▶ **ACTIVITY**
Only the text is wanted; write out each record below exactly and exclude all pictures.

▶ **DATASET RECORDS**
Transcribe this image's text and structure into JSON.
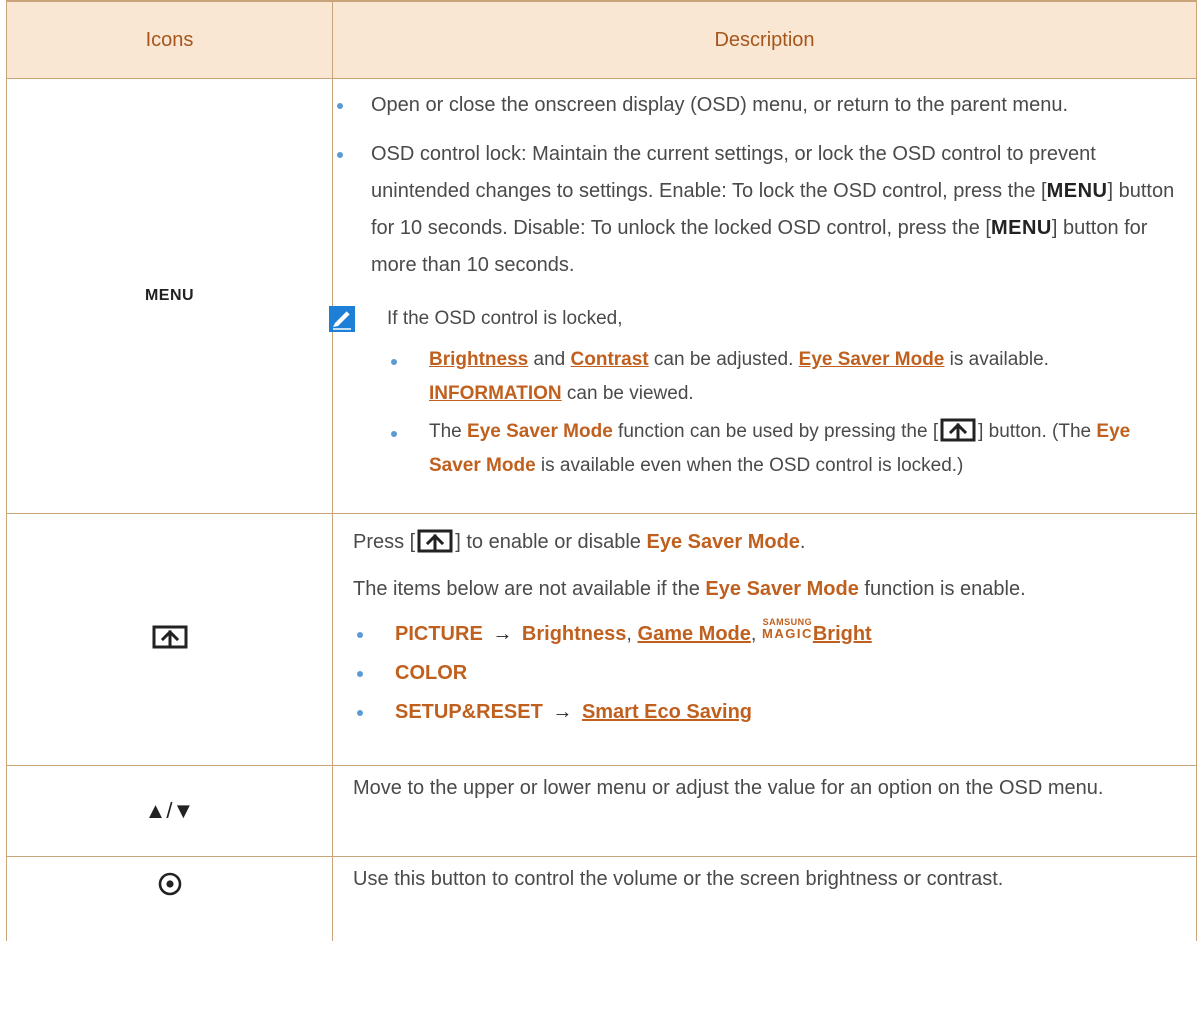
{
  "header": {
    "icons": "Icons",
    "description": "Description"
  },
  "rows": {
    "menu": {
      "icon_label": "MENU",
      "b1": "Open or close the onscreen display (OSD) menu, or return to the parent menu.",
      "b2_a": "OSD control lock: Maintain the current settings, or lock the OSD control to prevent unintended changes to settings. Enable: To lock the OSD control, press the [",
      "key": "MENU",
      "b2_b": "] button for 10 seconds. Disable: To unlock the locked OSD control, press the [",
      "b2_c": "] button for more than 10 seconds.",
      "note_title": "If the OSD control is locked,",
      "n1_brightness": "Brightness",
      "n1_and": " and ",
      "n1_contrast": "Contrast",
      "n1_adj": " can be adjusted. ",
      "n1_eye": "Eye Saver Mode",
      "n1_is": " is available. ",
      "n1_info": "INFORMATION",
      "n1_view": " can be viewed.",
      "n2_a": "The ",
      "n2_eye": "Eye Saver Mode",
      "n2_b": " function can be used by pressing the [",
      "n2_c": "] button. (The ",
      "n2_eye2": "Eye Saver Mode",
      "n2_d": " is available even when the OSD control is locked.)"
    },
    "eye": {
      "l1_a": "Press [",
      "l1_b": "] to enable or disable ",
      "l1_eye": "Eye Saver Mode",
      "l1_c": ".",
      "l2_a": "The items below are not available if the ",
      "l2_eye": "Eye Saver Mode",
      "l2_b": " function is enable.",
      "i1_pic": "PICTURE",
      "arrow": "→",
      "i1_bright": "Brightness",
      "comma": ",",
      "i1_game": "Game Mode",
      "magic_top": "SAMSUNG",
      "magic_bottom": "MAGIC",
      "i1_magic": "Bright",
      "i2": "COLOR",
      "i3_setup": "SETUP&RESET",
      "i3_smart": "Smart Eco Saving"
    },
    "updown": {
      "icon_label": "▲/▼",
      "text": "Move to the upper or lower menu or adjust the value for an option on the OSD menu."
    },
    "joy": {
      "icon_label": "⊙",
      "text": "Use this button to control the volume or the screen brightness or contrast."
    }
  },
  "colors": {
    "accent": "#c0601f",
    "header_bg": "#f9e6d3",
    "border": "#c9a37a",
    "bullet": "#5b9bd5"
  },
  "icons": [
    "note-pencil-icon",
    "eye-saver-key-icon",
    "up-down-arrows-icon",
    "joystick-icon"
  ]
}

▶ **RESULT FOR THIS TASK**
Transcribe this image's text and structure into JSON.
{
  "header": {
    "icons": "Icons",
    "description": "Description"
  },
  "rows": {
    "menu": {
      "icon_label": "MENU",
      "b1": "Open or close the onscreen display (OSD) menu, or return to the parent menu.",
      "b2_a": "OSD control lock: Maintain the current settings, or lock the OSD control to prevent unintended changes to settings. Enable: To lock the OSD control, press the [",
      "key": "MENU",
      "b2_b": "] button for 10 seconds. Disable: To unlock the locked OSD control, press the [",
      "b2_c": "] button for more than 10 seconds.",
      "note_title": "If the OSD control is locked,",
      "n1_brightness": "Brightness",
      "n1_and": " and ",
      "n1_contrast": "Contrast",
      "n1_adj": " can be adjusted. ",
      "n1_eye": "Eye Saver Mode",
      "n1_is": " is available. ",
      "n1_info": "INFORMATION",
      "n1_view": " can be viewed.",
      "n2_a": "The ",
      "n2_eye": "Eye Saver Mode",
      "n2_b": " function can be used by pressing the [",
      "n2_c": "] button. (The ",
      "n2_eye2": "Eye Saver Mode",
      "n2_d": " is available even when the OSD control is locked.)"
    },
    "eye": {
      "l1_a": "Press [",
      "l1_b": "] to enable or disable ",
      "l1_eye": "Eye Saver Mode",
      "l1_c": ".",
      "l2_a": "The items below are not available if the ",
      "l2_eye": "Eye Saver Mode",
      "l2_b": " function is enable.",
      "i1_pic": "PICTURE",
      "arrow": "→",
      "i1_bright": "Brightness",
      "comma": ",",
      "i1_game": "Game Mode",
      "magic_top": "SAMSUNG",
      "magic_bottom": "MAGIC",
      "i1_magic": "Bright",
      "i2": "COLOR",
      "i3_setup": "SETUP&RESET",
      "i3_smart": "Smart Eco Saving"
    },
    "updown": {
      "icon_label": "▲/▼",
      "text": "Move to the upper or lower menu or adjust the value for an option on the OSD menu."
    },
    "joy": {
      "icon_label": "⊙",
      "text": "Use this button to control the volume or the screen brightness or contrast."
    }
  },
  "colors": {
    "accent": "#c0601f",
    "header_bg": "#f9e6d3",
    "border": "#c9a37a",
    "bullet": "#5b9bd5"
  },
  "icons": [
    "note-pencil-icon",
    "eye-saver-key-icon",
    "up-down-arrows-icon",
    "joystick-icon"
  ]
}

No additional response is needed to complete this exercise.